  9. I wonder if its time to finally add structures to the list of fuel in the fuel model?

    To this day, I do not believe that I have heard a good answer as to why they are not considered a fuel in the wildfire environment other than, they are not live fuels…

    https://www.fs.fed.us/rm/pubs/rmrs_gtr153.pdf is a document put out by the USDA in 2005. On page 20 there is an anecdote that states the following: NB1 Expected fire behavior: No fire spread

    When we talk about the educational values and components of what just happened, perhaps this can be address and or included in the perception of “climate change.”

    Just a thought.

    1. Bob I believe the answer is that the models are predominantly based on ground spread. And I do not believe these structure fires were caused by ground spread, or at least most of them were not. And the pictures illustrate it isn’t crown fire that is causing the structures to burn.

      So we’re left with an ember/spot fire scenario. And possibly radiant heat although I assume most were caused by blowing embers, and perhaps in combination with radiant heat the probability of ignition greatly increased.

      Perhaps a new fuel model that is not capable of ground spread but is capable of combustion due to ember/spot fire ignition, and itself capable of throwing multitudes of embers, would fit the need. But that seems extremely simplified.

      For instance, take a look at the following:
      http://www.iafss.org/publications/fss/9/267/view/fss_9-267.pdf

      I do not know how good that model is, but I do know we’re looking at a whole different set of data requirements.

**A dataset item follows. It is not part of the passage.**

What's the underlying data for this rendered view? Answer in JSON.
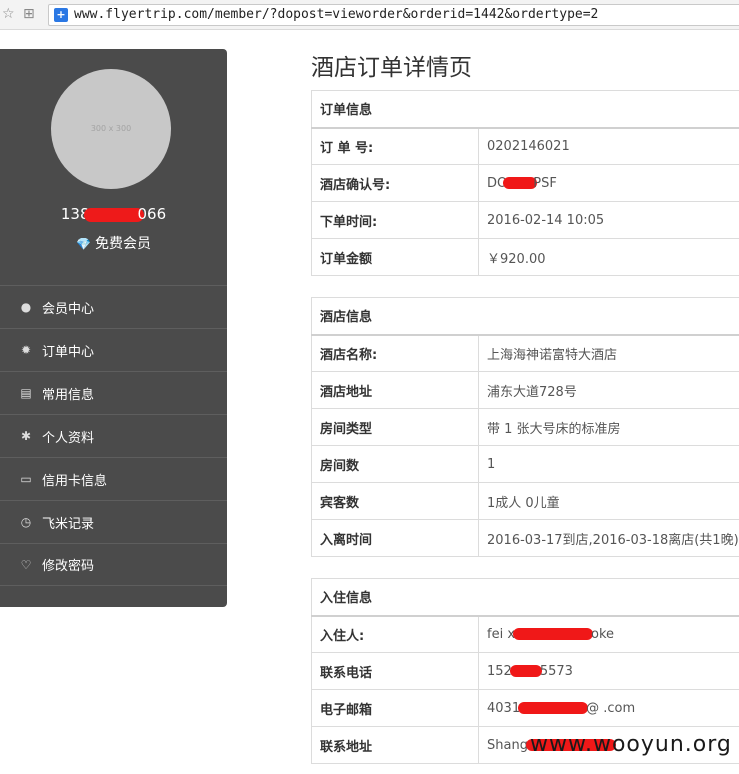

It is interesting, however, that they mention running their model as a sub-model to traditional wildland fire spread models.

  10. I want to take this opportunity to say how much I appreciate the community that reads, and importantly, leaves intelligent, well reasoned, lucid, illuminating comments about topics like this. Many are based on years of hard-earned experience and education — we all benefit from your insights.

    Thank you for your service.

  11. With all due respect, I do not know you or your attitude or knowledge, but generally people are do not have access to actual “assault” weapons. Maybe you would want to educate yourself on that matter.

    The point of my comment though is: I am not sure of all of the facts, but apparently on the night of October 8th four separate fires started in four different places, isn’t that rather remarkable or curious? It seems quite far beyond coincidental even without a full investigation being completed.

    Is there something I am missing?

    1. “xz”

      You wrote:

      Is there something I am missing?

      One of the things you are missing is the weather during the period when the fires started. Extremely strong winds, in some areas hurricane-force, blew down power lines. For example, the wind gusted to 96 mph on a 3,400 foot peak NE of Geyersville, about 20 miles NNW of downtown Santa Rosa.

      If you really want to debate conspiracy theories or whether people generally have access to assault weapons, there are many sites that would welcome your thoughts with open arms.

Comments are closed.